Cool head Luke
Lukas Rosol’s five set victory against Rafael Nadal was one of those matches that leaves you frantically searching for superlatives.
As far as upsets go, it’s arguably the biggest of the Open Era with only George Bastl’s victory over Pete Sampras at the same stage at the same event in 2002 coming close in the last decade.
Pre-match prices on the Czech peaked as high as 79, which implies a 1.26% chance of victory.
It was a victory that he had to earn the hard way. Nadal finished with a winner to unforced error ratio of 42:16 which is completely unprecedented in a losing performance.
In the fifth set there just wasn’t a whole lot the Spaniard could do in the face of a barrage of power hitting from the Czech. Rosol fired a ludicrous 20 winners, which included three aces and a stunning off forehand in closing out the victory to love.
This wasn’t your standard, journeyman’s day in the sun. Rosol was hitting regularly hitting winners in the 100mph range on both the forehand and backhand side. There are very few players capable of doing that, even during a once in a lifetime performance.
It was ball-bashing as an art form.
There were no signs of nerves whatsoever and the Czech’s ability to keep a cool head in the face of some rather dubious tactics from his opponent was even more impressive than his level of play.
Nadal bumped him at a change of ends (it wasn’t exactly GBH) and complained to the umpire about his movement and the noise of his breathing while waiting to return serve. The usual go-slow on big points was there too.
It was all to no avail as Rosol remained completely unfazed. It was a truly phenomenal performance by a talented but unheralded player.
Just over a year ago he reached the last 32 at the French Open, beating Jurgen Melzer in an absurd performance of mindless hitting that saw him reach triple figures in unforced errors.
The last 32 of a recent slam is a significant milestone worth remembering so this isn’t a case of me getting on some sort of tennis hipster “I liked him before he was famous” high horse.
If we accept that he was a complete unknown, then he really shouldn’t have been. Rather than disparaging them, the tennis media should be able to do a better job of increasing awareness of lower ranked players, especially those with the raw (if hitherto misdirected) talent of Lukas Rosol.
You can be assured that the 65th best basketball player, cricketer or footballer (of both the American and Association varieties) is much more widely recognised among fans of those particular sports.
It isn’t all down to the traditional media or indeed the ATP. Players now have the means to interact directly with fans if they want to with Amer Delic and Sergiy Stakhovsky probably the best examples of those that are more widely recognised than their results might otherwise merit thanks to fully embracing Twitter.
Misguided Murray mania
Within minutes of Nadal biting the dust, Andy Murray started trending worldwide on Twitter (proper trending – I have that “tailored” shit switched off).
The reason being that Nadal was in Murray’s half of the draw and therefore the Scot’s path to the final got that bit easier.
People just can’t help themselves.
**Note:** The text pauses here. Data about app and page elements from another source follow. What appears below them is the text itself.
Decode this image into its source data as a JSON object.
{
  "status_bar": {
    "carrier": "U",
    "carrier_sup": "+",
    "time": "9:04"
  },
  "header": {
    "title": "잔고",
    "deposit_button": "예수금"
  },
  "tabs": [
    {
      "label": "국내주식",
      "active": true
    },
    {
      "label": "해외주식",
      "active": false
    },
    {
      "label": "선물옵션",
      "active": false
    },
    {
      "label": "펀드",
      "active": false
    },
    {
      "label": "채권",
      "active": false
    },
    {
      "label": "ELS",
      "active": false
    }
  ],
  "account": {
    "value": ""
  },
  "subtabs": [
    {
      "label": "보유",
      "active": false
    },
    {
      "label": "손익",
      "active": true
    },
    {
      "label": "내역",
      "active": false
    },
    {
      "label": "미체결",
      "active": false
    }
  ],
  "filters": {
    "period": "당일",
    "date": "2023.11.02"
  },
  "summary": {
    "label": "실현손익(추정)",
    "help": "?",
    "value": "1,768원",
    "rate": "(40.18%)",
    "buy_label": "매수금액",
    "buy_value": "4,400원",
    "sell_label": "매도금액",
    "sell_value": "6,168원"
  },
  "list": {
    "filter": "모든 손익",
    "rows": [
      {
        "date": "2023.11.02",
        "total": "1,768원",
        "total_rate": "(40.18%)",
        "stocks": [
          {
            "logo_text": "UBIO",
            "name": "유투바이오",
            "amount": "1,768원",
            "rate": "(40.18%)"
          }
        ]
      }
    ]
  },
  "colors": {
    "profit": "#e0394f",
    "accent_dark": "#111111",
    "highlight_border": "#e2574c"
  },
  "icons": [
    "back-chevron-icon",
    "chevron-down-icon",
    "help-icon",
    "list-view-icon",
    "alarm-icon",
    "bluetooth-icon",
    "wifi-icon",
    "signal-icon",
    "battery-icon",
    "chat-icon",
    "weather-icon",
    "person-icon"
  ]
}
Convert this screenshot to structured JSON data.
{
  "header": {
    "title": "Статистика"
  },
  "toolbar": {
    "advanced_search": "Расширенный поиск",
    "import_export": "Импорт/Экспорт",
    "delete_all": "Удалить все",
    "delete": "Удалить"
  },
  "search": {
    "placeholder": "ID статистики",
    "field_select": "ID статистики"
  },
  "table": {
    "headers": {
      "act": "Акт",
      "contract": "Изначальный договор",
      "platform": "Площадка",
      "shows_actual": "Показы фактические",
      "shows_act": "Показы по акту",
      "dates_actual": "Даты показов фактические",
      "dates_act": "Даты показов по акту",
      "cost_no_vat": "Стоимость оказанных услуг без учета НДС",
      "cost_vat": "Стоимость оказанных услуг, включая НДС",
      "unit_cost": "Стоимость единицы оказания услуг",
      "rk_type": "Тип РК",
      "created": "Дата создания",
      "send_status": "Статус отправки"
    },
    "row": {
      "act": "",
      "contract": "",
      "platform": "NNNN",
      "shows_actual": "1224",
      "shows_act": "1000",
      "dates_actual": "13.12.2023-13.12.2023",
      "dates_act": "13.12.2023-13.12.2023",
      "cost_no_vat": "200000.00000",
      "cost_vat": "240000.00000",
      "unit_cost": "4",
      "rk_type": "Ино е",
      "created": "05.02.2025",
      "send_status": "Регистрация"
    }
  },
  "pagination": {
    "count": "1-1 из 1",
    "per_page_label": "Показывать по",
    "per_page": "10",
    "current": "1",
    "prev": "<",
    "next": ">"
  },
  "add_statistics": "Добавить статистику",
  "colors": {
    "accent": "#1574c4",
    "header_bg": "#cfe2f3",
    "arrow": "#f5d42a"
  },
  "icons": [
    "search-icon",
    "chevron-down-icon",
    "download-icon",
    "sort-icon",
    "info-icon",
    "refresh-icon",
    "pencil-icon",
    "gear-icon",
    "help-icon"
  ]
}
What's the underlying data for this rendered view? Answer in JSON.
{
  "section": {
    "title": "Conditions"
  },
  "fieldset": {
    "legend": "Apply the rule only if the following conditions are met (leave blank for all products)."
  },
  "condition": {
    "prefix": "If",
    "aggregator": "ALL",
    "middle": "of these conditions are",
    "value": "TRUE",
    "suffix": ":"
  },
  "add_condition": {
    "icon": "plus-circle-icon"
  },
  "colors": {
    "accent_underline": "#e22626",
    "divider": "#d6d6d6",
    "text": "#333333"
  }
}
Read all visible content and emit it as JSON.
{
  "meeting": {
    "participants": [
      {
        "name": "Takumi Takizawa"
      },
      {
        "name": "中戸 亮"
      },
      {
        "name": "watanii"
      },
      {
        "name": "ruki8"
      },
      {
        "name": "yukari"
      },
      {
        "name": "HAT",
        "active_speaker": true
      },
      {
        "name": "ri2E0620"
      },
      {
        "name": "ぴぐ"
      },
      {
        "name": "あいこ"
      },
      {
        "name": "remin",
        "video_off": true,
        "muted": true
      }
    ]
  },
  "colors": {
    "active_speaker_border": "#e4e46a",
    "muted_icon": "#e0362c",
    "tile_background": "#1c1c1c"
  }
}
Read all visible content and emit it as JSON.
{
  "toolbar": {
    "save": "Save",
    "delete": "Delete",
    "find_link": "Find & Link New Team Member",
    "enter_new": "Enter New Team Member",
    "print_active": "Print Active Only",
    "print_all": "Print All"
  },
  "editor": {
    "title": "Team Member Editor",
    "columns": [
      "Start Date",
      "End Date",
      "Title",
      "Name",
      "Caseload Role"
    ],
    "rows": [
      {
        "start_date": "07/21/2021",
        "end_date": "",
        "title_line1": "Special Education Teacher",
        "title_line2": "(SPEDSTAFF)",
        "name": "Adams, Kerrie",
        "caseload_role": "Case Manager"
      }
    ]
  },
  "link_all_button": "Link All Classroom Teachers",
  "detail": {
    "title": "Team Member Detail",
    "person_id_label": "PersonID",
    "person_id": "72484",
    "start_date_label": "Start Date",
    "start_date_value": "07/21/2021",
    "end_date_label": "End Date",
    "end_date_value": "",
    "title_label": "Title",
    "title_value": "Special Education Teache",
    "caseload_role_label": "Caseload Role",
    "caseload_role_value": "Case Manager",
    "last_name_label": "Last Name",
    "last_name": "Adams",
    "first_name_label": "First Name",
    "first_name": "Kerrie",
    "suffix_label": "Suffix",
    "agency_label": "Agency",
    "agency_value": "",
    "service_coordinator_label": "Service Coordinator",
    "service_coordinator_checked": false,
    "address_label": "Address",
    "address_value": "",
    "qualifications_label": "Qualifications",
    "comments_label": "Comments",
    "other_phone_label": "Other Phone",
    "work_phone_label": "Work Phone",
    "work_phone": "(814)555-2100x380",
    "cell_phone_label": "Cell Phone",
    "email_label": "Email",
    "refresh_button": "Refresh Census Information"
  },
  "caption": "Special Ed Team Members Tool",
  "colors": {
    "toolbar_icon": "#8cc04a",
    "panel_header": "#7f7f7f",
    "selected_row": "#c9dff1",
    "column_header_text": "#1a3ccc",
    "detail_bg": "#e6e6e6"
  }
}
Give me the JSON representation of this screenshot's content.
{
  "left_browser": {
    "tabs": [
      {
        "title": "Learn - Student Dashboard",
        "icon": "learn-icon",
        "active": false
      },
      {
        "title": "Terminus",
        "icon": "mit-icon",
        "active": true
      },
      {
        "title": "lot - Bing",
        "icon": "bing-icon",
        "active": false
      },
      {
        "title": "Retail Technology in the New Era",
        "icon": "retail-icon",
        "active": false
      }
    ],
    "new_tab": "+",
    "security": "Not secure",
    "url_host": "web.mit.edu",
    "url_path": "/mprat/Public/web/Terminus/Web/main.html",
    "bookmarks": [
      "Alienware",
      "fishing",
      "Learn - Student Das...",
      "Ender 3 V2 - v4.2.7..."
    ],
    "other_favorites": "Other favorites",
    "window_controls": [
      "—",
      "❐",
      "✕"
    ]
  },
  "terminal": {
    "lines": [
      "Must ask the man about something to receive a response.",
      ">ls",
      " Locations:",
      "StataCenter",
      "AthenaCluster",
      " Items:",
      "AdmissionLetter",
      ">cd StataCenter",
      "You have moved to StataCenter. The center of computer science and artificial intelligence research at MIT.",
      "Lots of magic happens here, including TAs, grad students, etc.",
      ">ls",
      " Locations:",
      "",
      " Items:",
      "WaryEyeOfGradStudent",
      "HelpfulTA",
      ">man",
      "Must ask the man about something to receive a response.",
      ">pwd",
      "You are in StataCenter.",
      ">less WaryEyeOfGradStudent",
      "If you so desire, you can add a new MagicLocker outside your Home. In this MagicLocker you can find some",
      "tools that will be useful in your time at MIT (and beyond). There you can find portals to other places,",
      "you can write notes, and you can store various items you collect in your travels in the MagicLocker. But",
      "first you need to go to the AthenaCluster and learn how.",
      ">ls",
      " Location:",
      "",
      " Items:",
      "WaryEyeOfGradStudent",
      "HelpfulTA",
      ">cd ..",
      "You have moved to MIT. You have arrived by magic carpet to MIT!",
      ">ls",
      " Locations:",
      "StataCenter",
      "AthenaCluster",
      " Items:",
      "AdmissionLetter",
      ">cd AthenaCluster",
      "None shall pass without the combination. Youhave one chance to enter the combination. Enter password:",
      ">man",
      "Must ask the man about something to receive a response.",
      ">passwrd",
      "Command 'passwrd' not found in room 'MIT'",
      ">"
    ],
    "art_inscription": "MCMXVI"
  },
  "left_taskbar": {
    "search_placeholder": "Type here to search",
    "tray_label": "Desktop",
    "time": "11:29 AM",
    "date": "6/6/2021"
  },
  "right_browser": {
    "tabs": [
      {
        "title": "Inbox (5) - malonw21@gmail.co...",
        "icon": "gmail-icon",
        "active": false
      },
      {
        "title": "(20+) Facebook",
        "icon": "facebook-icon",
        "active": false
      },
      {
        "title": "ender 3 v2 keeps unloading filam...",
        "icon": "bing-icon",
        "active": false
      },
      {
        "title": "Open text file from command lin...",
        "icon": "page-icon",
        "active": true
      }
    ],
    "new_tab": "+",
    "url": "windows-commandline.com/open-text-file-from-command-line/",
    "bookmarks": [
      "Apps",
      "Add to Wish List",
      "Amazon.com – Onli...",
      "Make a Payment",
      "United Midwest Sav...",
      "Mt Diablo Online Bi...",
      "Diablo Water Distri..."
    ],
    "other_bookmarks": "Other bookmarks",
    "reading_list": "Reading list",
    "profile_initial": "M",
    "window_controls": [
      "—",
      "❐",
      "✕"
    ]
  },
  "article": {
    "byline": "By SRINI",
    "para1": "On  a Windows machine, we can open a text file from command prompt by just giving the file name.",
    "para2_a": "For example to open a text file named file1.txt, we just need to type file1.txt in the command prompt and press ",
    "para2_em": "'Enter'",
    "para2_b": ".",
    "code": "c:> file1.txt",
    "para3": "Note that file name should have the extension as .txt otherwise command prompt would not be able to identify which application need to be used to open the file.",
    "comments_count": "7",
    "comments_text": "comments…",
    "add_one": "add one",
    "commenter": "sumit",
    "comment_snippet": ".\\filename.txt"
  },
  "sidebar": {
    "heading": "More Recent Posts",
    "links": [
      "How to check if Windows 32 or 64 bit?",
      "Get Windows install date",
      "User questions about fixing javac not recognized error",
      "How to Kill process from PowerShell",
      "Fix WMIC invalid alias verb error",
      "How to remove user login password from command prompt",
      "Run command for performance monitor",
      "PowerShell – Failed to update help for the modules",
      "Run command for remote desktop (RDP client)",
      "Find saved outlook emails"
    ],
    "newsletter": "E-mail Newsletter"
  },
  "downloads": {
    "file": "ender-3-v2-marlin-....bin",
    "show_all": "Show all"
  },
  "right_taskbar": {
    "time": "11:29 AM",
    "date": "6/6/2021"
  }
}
Much was written of Murray’s “nightmare” draw before the tournament and for the time being little has changed.
Next up he faces Marcos Baghdatis, a perennial disappointment but a player who brings his best on the biggest stage, gave Novak Djokovic his toughest match here last year and who generally enjoys the match-up with Murray.
Milos Raonic, Juan Martin Del Potro and Jo-Wilfried Tsonga are still alive and well too. Try and keep a lid on the hype for now. For Murray’s sake more than anything.
Going the distance with Viktor Troicki
The Serb’s second round victory against Martin Klizan was his seventh consecutive slam match that has gone the distance.
I haven’t seen it confirmed but I’m almost certain that it obliterates whatever the previous record was. (The best my half-arsed research could turn up was a four-match streak for all-time five-set king Nicolas Lapentti).
Troicki’s third round encounter with Juan Monaco has five-setter written all over it as well.
The equal pay endgame
The equal pay debate bores me so I thought I might as well come up with a way of settling it forever.
If the WTA wants to increase the standard of play and see its revenue levels go through the roof then there is one simple step it can take: have the entire tour played on indoor grass.
Admittedly I’m basing this theory on a sample size of two matches but Tamira Paszek’s victory over Caroline Wozniacki was the best ladies’ match I’ve seen since Sabine Lisicki edged out Na Li in that thriller under the Centre Court roof last year.
When all matches are played to this standard (and by using the mathematically sound method of extrapolation, I can prove they certainly would be), criticism of equal pay will vanish.
Try as I might, I can’t think of a single logistical obstacle to this proposition. I just hope someone in the organisation has the vision and guts to run with it.